One day does not a year make.
But, doesn’t it?
I had intended on writing a blog today about the maddening mess of mental malady that was my 2013. It was awful. Nothing seemed to go right. Plans were not merely rerouted, but torn to shreds by this monstrosity of a year. Short of 2009, which saw the close of my beloved Wordsmiths Books (as well as another unmentionable dissolution), there has been no other year spurning more depression and anxiety than 2013.
Then today happened.
Can one day really undo the damage the preceding 364 brought?
This once, I can say undoubtedly so. After all, being lost in a desert might be a continual trek through despair, misery, and pain; a plodding journey toward inevitability. Yet, find your way free and wouldn’t the memory of it all seem somewhat diluted? You survived, right? That has to cast some light upon the shadow of your anguish.

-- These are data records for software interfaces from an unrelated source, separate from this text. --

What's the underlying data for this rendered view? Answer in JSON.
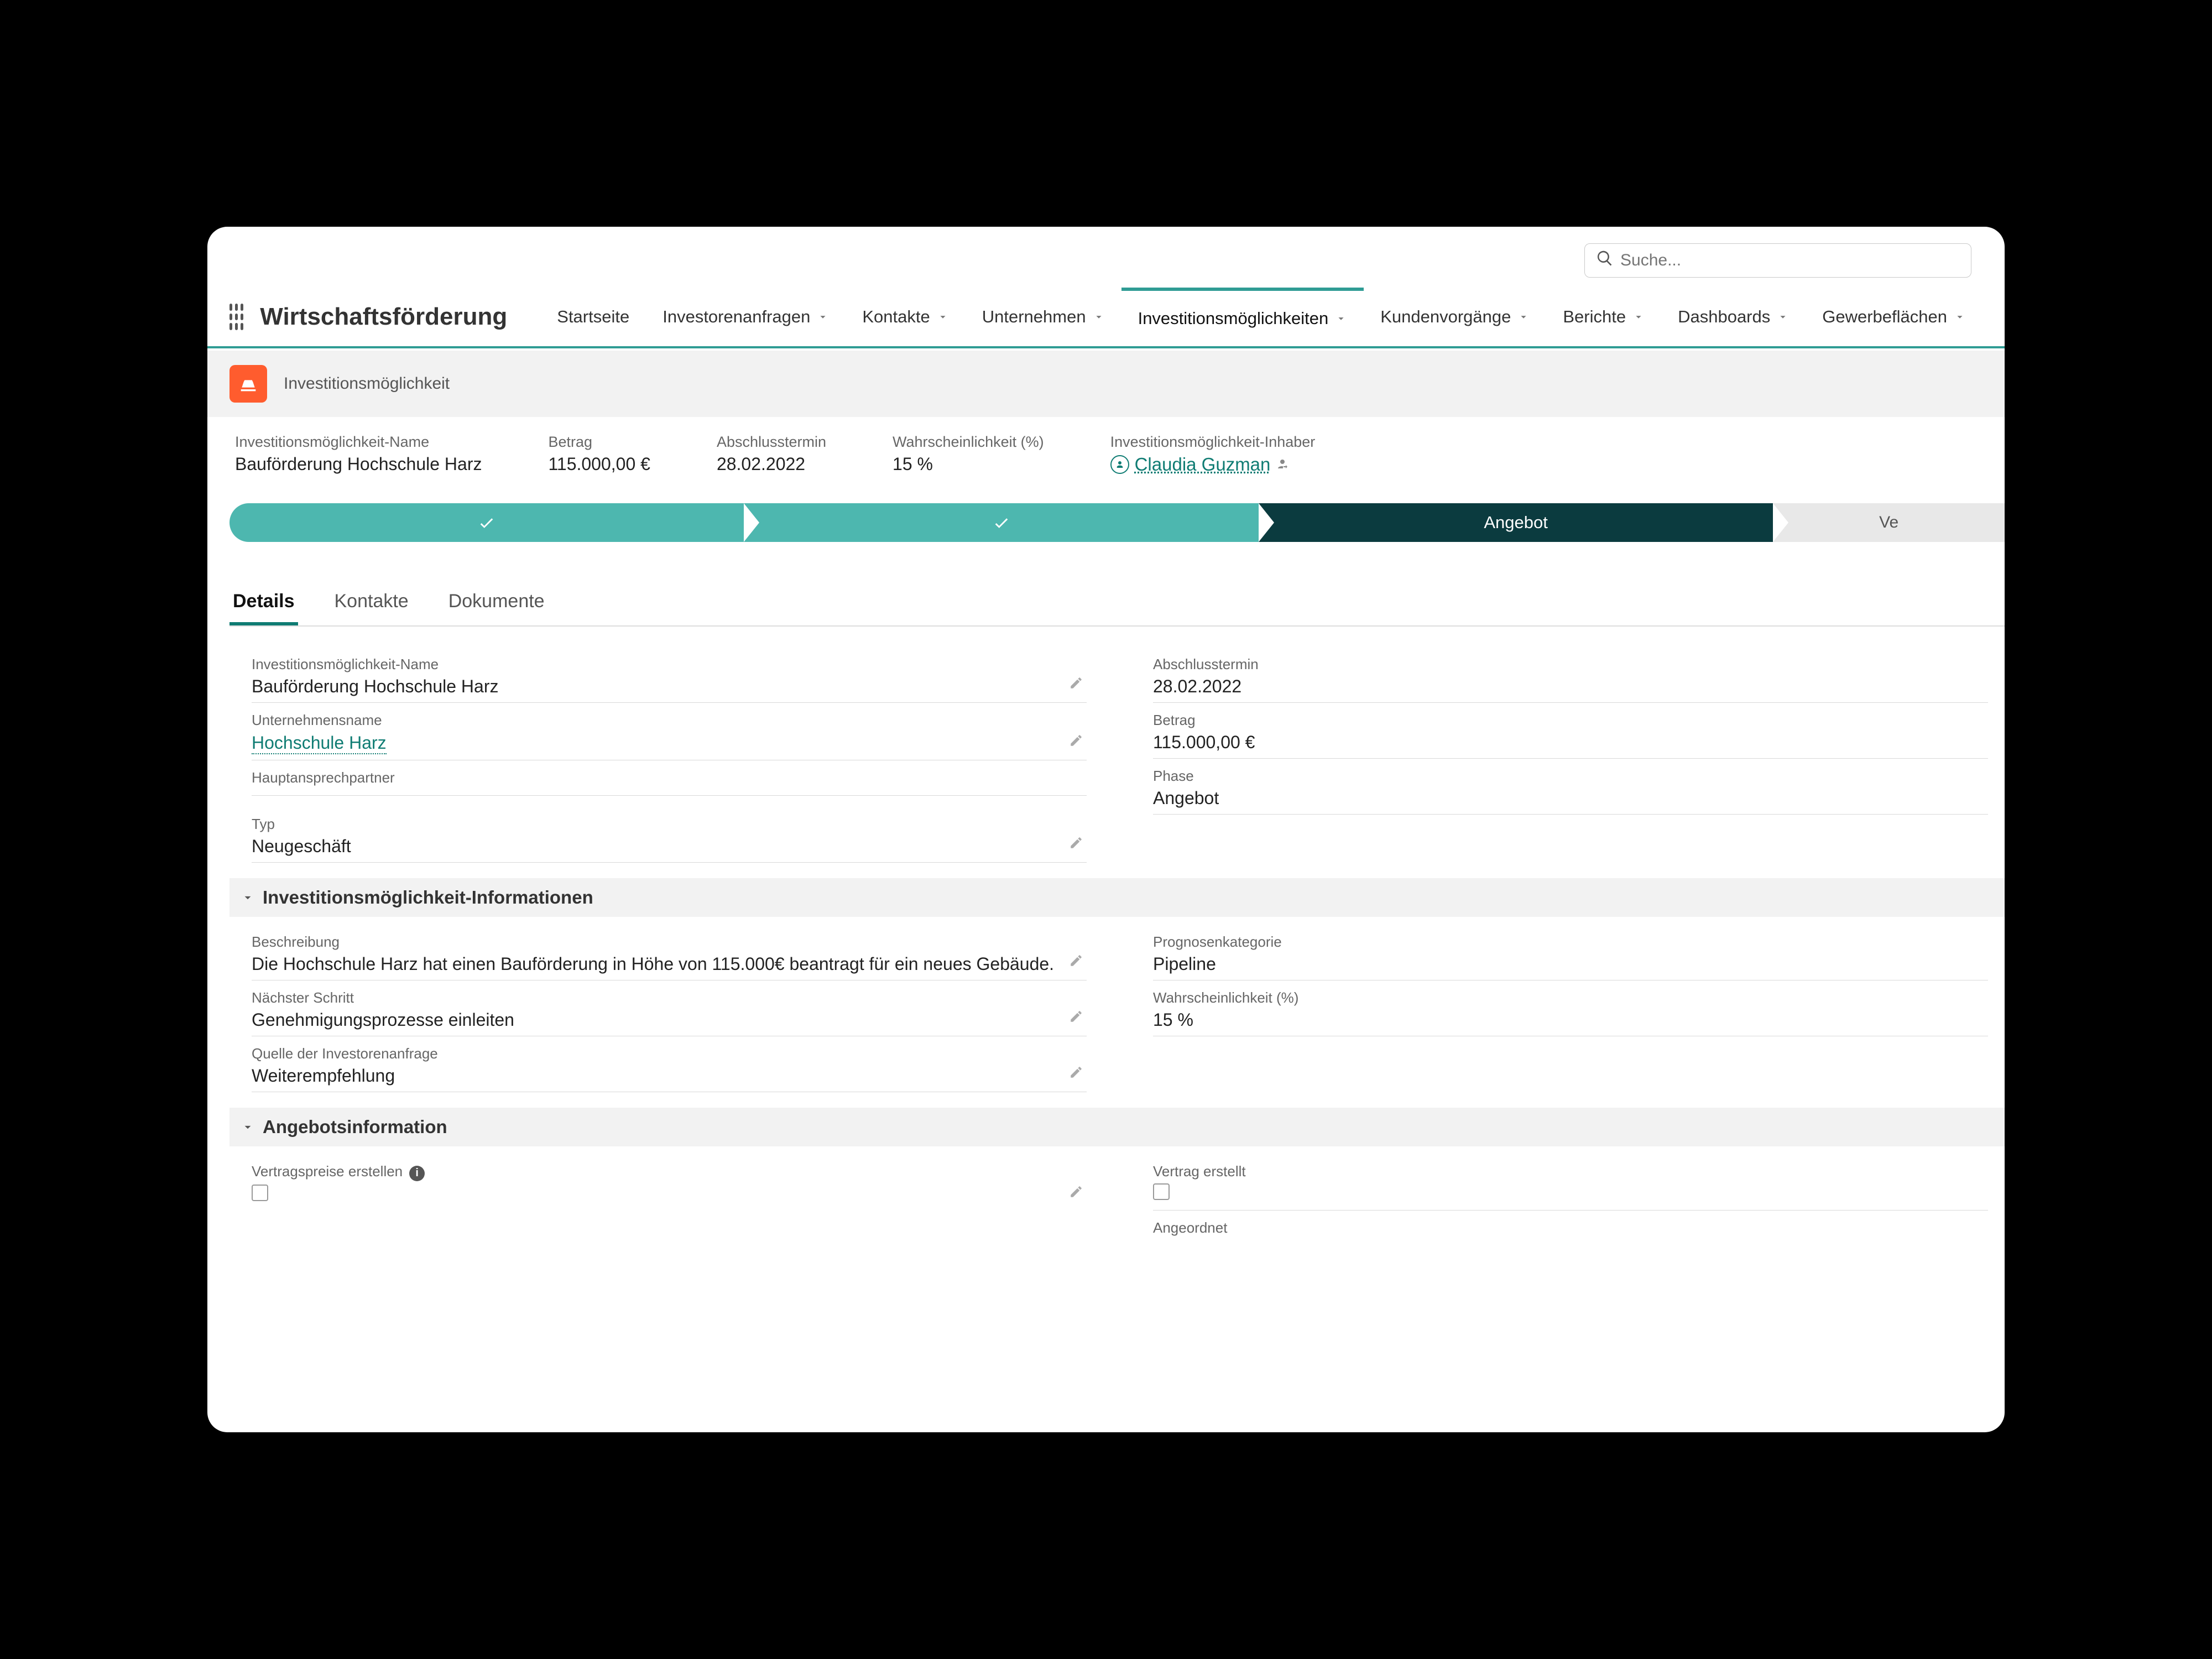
{
  "search": {
    "placeholder": "Suche..."
  },
  "app_name": "Wirtschaftsförderung",
  "nav": [
    {
      "label": "Startseite",
      "has_dropdown": false
    },
    {
      "label": "Investorenanfragen",
      "has_dropdown": true
    },
    {
      "label": "Kontakte",
      "has_dropdown": true
    },
    {
      "label": "Unternehmen",
      "has_dropdown": true
    },
    {
      "label": "Investitionsmöglichkeiten",
      "has_dropdown": true,
      "active": true
    },
    {
      "label": "Kundenvorgänge",
      "has_dropdown": true
    },
    {
      "label": "Berichte",
      "has_dropdown": true
    },
    {
      "label": "Dashboards",
      "has_dropdown": true
    },
    {
      "label": "Gewerbeflächen",
      "has_dropdown": true
    }
  ],
  "record": {
    "type_label": "Investitionsmöglichkeit"
  },
  "summary": {
    "name_label": "Investitionsmöglichkeit-Name",
    "name_value": "Bauförderung Hochschule Harz",
    "amount_label": "Betrag",
    "amount_value": "115.000,00 €",
    "close_label": "Abschlusstermin",
    "close_value": "28.02.2022",
    "prob_label": "Wahrscheinlichkeit (%)",
    "prob_value": "15 %",
    "owner_label": "Investitionsmöglichkeit-Inhaber",
    "owner_value": "Claudia Guzman"
  },
  "path": {
    "current": "Angebot",
    "next_partial": "Ve"
  },
  "tabs": [
    {
      "label": "Details",
      "active": true
    },
    {
      "label": "Kontakte"
    },
    {
      "label": "Dokumente"
    }
  ],
  "details": {
    "left": {
      "name_label": "Investitionsmöglichkeit-Name",
      "name_value": "Bauförderung Hochschule Harz",
      "company_label": "Unternehmensname",
      "company_value": "Hochschule Harz",
      "contact_label": "Hauptansprechpartner",
      "contact_value": "",
      "type_label": "Typ",
      "type_value": "Neugeschäft"
    },
    "right": {
      "close_label": "Abschlusstermin",
      "close_value": "28.02.2022",
      "amount_label": "Betrag",
      "amount_value": "115.000,00 €",
      "phase_label": "Phase",
      "phase_value": "Angebot"
    },
    "section_info": "Investitionsmöglichkeit-Informationen",
    "info_left": {
      "desc_label": "Beschreibung",
      "desc_value": "Die Hochschule Harz hat einen Bauförderung in Höhe von 115.000€ beantragt für ein neues Gebäude.",
      "next_label": "Nächster Schritt",
      "next_value": "Genehmigungsprozesse einleiten",
      "source_label": "Quelle der Investorenanfrage",
      "source_value": "Weiterempfehlung"
    },
    "info_right": {
      "forecast_label": "Prognosenkategorie",
      "forecast_value": "Pipeline",
      "prob_label": "Wahrscheinlichkeit (%)",
      "prob_value": "15 %"
    },
    "section_offer": "Angebotsinformation",
    "offer_left": {
      "price_label": "Vertragspreise erstellen"
    },
    "offer_right": {
      "contract_label": "Vertrag erstellt",
      "ordered_label": "Angeordnet"
    }
  }
}
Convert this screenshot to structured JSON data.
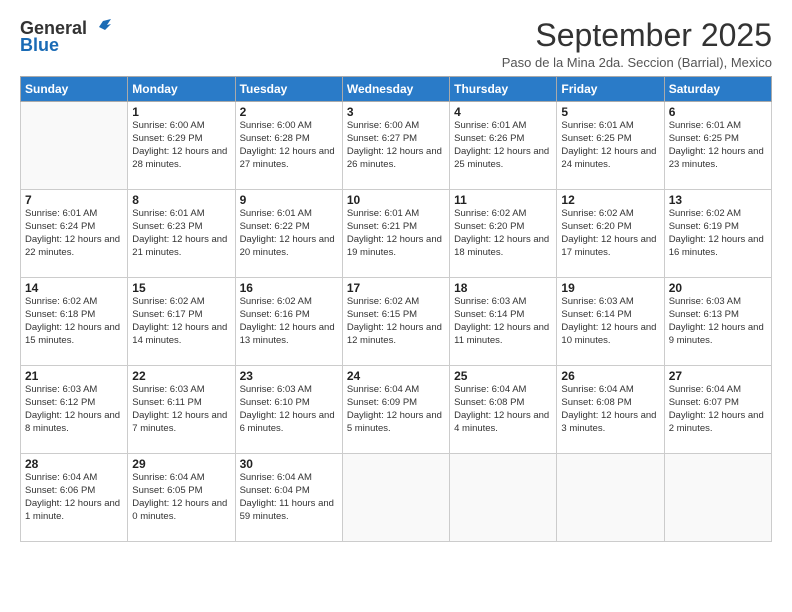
{
  "header": {
    "logo_general": "General",
    "logo_blue": "Blue",
    "month_title": "September 2025",
    "subtitle": "Paso de la Mina 2da. Seccion (Barrial), Mexico"
  },
  "days_of_week": [
    "Sunday",
    "Monday",
    "Tuesday",
    "Wednesday",
    "Thursday",
    "Friday",
    "Saturday"
  ],
  "weeks": [
    [
      {
        "num": "",
        "sunrise": "",
        "sunset": "",
        "daylight": ""
      },
      {
        "num": "1",
        "sunrise": "Sunrise: 6:00 AM",
        "sunset": "Sunset: 6:29 PM",
        "daylight": "Daylight: 12 hours and 28 minutes."
      },
      {
        "num": "2",
        "sunrise": "Sunrise: 6:00 AM",
        "sunset": "Sunset: 6:28 PM",
        "daylight": "Daylight: 12 hours and 27 minutes."
      },
      {
        "num": "3",
        "sunrise": "Sunrise: 6:00 AM",
        "sunset": "Sunset: 6:27 PM",
        "daylight": "Daylight: 12 hours and 26 minutes."
      },
      {
        "num": "4",
        "sunrise": "Sunrise: 6:01 AM",
        "sunset": "Sunset: 6:26 PM",
        "daylight": "Daylight: 12 hours and 25 minutes."
      },
      {
        "num": "5",
        "sunrise": "Sunrise: 6:01 AM",
        "sunset": "Sunset: 6:25 PM",
        "daylight": "Daylight: 12 hours and 24 minutes."
      },
      {
        "num": "6",
        "sunrise": "Sunrise: 6:01 AM",
        "sunset": "Sunset: 6:25 PM",
        "daylight": "Daylight: 12 hours and 23 minutes."
      }
    ],
    [
      {
        "num": "7",
        "sunrise": "Sunrise: 6:01 AM",
        "sunset": "Sunset: 6:24 PM",
        "daylight": "Daylight: 12 hours and 22 minutes."
      },
      {
        "num": "8",
        "sunrise": "Sunrise: 6:01 AM",
        "sunset": "Sunset: 6:23 PM",
        "daylight": "Daylight: 12 hours and 21 minutes."
      },
      {
        "num": "9",
        "sunrise": "Sunrise: 6:01 AM",
        "sunset": "Sunset: 6:22 PM",
        "daylight": "Daylight: 12 hours and 20 minutes."
      },
      {
        "num": "10",
        "sunrise": "Sunrise: 6:01 AM",
        "sunset": "Sunset: 6:21 PM",
        "daylight": "Daylight: 12 hours and 19 minutes."
      },
      {
        "num": "11",
        "sunrise": "Sunrise: 6:02 AM",
        "sunset": "Sunset: 6:20 PM",
        "daylight": "Daylight: 12 hours and 18 minutes."
      },
      {
        "num": "12",
        "sunrise": "Sunrise: 6:02 AM",
        "sunset": "Sunset: 6:20 PM",
        "daylight": "Daylight: 12 hours and 17 minutes."
      },
      {
        "num": "13",
        "sunrise": "Sunrise: 6:02 AM",
        "sunset": "Sunset: 6:19 PM",
        "daylight": "Daylight: 12 hours and 16 minutes."
      }
    ],
    [
      {
        "num": "14",
        "sunrise": "Sunrise: 6:02 AM",
        "sunset": "Sunset: 6:18 PM",
        "daylight": "Daylight: 12 hours and 15 minutes."
      },
      {
        "num": "15",
        "sunrise": "Sunrise: 6:02 AM",
        "sunset": "Sunset: 6:17 PM",
        "daylight": "Daylight: 12 hours and 14 minutes."
      },
      {
        "num": "16",
        "sunrise": "Sunrise: 6:02 AM",
        "sunset": "Sunset: 6:16 PM",
        "daylight": "Daylight: 12 hours and 13 minutes."
      },
      {
        "num": "17",
        "sunrise": "Sunrise: 6:02 AM",
        "sunset": "Sunset: 6:15 PM",
        "daylight": "Daylight: 12 hours and 12 minutes."
      },
      {
        "num": "18",
        "sunrise": "Sunrise: 6:03 AM",
        "sunset": "Sunset: 6:14 PM",
        "daylight": "Daylight: 12 hours and 11 minutes."
      },
      {
        "num": "19",
        "sunrise": "Sunrise: 6:03 AM",
        "sunset": "Sunset: 6:14 PM",
        "daylight": "Daylight: 12 hours and 10 minutes."
      },
      {
        "num": "20",
        "sunrise": "Sunrise: 6:03 AM",
        "sunset": "Sunset: 6:13 PM",
        "daylight": "Daylight: 12 hours and 9 minutes."
      }
    ],
    [
      {
        "num": "21",
        "sunrise": "Sunrise: 6:03 AM",
        "sunset": "Sunset: 6:12 PM",
        "daylight": "Daylight: 12 hours and 8 minutes."
      },
      {
        "num": "22",
        "sunrise": "Sunrise: 6:03 AM",
        "sunset": "Sunset: 6:11 PM",
        "daylight": "Daylight: 12 hours and 7 minutes."
      },
      {
        "num": "23",
        "sunrise": "Sunrise: 6:03 AM",
        "sunset": "Sunset: 6:10 PM",
        "daylight": "Daylight: 12 hours and 6 minutes."
      },
      {
        "num": "24",
        "sunrise": "Sunrise: 6:04 AM",
        "sunset": "Sunset: 6:09 PM",
        "daylight": "Daylight: 12 hours and 5 minutes."
      },
      {
        "num": "25",
        "sunrise": "Sunrise: 6:04 AM",
        "sunset": "Sunset: 6:08 PM",
        "daylight": "Daylight: 12 hours and 4 minutes."
      },
      {
        "num": "26",
        "sunrise": "Sunrise: 6:04 AM",
        "sunset": "Sunset: 6:08 PM",
        "daylight": "Daylight: 12 hours and 3 minutes."
      },
      {
        "num": "27",
        "sunrise": "Sunrise: 6:04 AM",
        "sunset": "Sunset: 6:07 PM",
        "daylight": "Daylight: 12 hours and 2 minutes."
      }
    ],
    [
      {
        "num": "28",
        "sunrise": "Sunrise: 6:04 AM",
        "sunset": "Sunset: 6:06 PM",
        "daylight": "Daylight: 12 hours and 1 minute."
      },
      {
        "num": "29",
        "sunrise": "Sunrise: 6:04 AM",
        "sunset": "Sunset: 6:05 PM",
        "daylight": "Daylight: 12 hours and 0 minutes."
      },
      {
        "num": "30",
        "sunrise": "Sunrise: 6:04 AM",
        "sunset": "Sunset: 6:04 PM",
        "daylight": "Daylight: 11 hours and 59 minutes."
      },
      {
        "num": "",
        "sunrise": "",
        "sunset": "",
        "daylight": ""
      },
      {
        "num": "",
        "sunrise": "",
        "sunset": "",
        "daylight": ""
      },
      {
        "num": "",
        "sunrise": "",
        "sunset": "",
        "daylight": ""
      },
      {
        "num": "",
        "sunrise": "",
        "sunset": "",
        "daylight": ""
      }
    ]
  ]
}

My light arrived by way of the Georgia Center for the Book. I am pleased to say that, as of January 6th, 2014, I will assume the post of GCB Assistant to the Executive Director. I’m not sure if that’s the official title, but it sounds Schrutian (Schrute-ian?) enough for me, so I’ll go with it. If I can walk around screaming, “Michael!” then they can call me whatever they want. Regardless, I’m beyond excited to be joining this organization. As a writer, as a reader, as an individual who longs to see a greater emphasis on literacy, this is the job I have longed for. This is the place I belong. Additionally, it places the Moss and I back in Decatur, a city we have missed quite dearly in the year we’ve been away.
What is the Georgia Center for the Book, you may wonder? There’s a lengthy description here, but to summarize, here is a list of the Center’s Activities:
Sponsoring over 100 programs each year bringing authors from around the nation and the state for free year-round public appearances.
Sponsoring the 2012 Georgia Literary Festival November 9-10 at Jekyll Island.
Sponsoring state student literary competitions in two national programs,Letters About Literature and River of Words
Developing programs to take nationally known authors to libraries around Georgia with a “We the People” grant from the National Endowment for the Humanities through the Georgia Humanities Council. The first “We the People” program was successfully held at Young Harris on January 29, 2007.
Co-sponsoring major state literary awards including the Townsend Prize and the Lillian Smith Award.
It doesn’t fully encapsulate the enormity of the organization’s purpose or impact, but it offers a nice glimpse into their reach. I look forward to assisting them in their work, helping to generate further awareness, and joining with the GCB Executive Director, Joe Davich, in expanding and evolving its reach.
2014 seems to be opening with a bang, offering an array of possibility, leaving the memory of 2013 as but an exercise in endurance. A period of brutal pain and misery, suffering and depression, yes, but also of survival, of resilience, and of the rewards that come from a refusal to lay down against the weight of it all.
This is no way detracts from my writing, or from my desire to reach as many readers as is possible. Book One of The Storyteller is still moving forward, the reissues of Anointed and Flutter are in the pipeline, and the initial response to my current manuscript, Specimen A, is glowing. 2014 is, indeed, lining up nicely, and I more than look forward to the adventures it will offer.